Task: Return the records that follow, unchanged and complete.

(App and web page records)
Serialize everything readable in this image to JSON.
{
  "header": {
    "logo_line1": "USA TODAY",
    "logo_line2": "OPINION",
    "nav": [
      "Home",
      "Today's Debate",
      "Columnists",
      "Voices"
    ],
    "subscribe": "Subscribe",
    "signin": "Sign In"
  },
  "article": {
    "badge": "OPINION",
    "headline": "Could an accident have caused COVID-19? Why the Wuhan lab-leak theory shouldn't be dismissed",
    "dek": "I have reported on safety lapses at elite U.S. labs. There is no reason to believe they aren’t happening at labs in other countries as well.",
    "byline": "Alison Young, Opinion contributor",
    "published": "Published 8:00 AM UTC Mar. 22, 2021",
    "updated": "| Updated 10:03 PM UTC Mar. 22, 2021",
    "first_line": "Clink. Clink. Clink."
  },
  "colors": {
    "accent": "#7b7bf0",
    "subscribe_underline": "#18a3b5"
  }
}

Finished task:
Serialize everything readable in this image to JSON.
{
  "header": {
    "logo_line1": "USA TODAY",
    "logo_line2": "OPINION",
    "nav": [
      "Home",
      "Today's Debate",
      "Columnists",
      "Voices"
    ],
    "subscribe": "Subscribe",
    "signin": "Sign In"
  },
  "article": {
    "badge": "OPINION",
    "headline": "Could an accident have caused COVID-19? Why the Wuhan lab-leak theory shouldn't be dismissed",
    "dek": "I have reported on safety lapses at elite U.S. labs. There is no reason to believe they aren’t happening at labs in other countries as well.",
    "byline": "Alison Young, Opinion contributor",
    "published": "Published 8:00 AM UTC Mar. 22, 2021",
    "updated": "| Updated 10:03 PM UTC Mar. 22, 2021",
    "first_line": "Clink. Clink. Clink."
  },
  "colors": {
    "accent": "#7b7bf0",
    "subscribe_underline": "#18a3b5"
  }
}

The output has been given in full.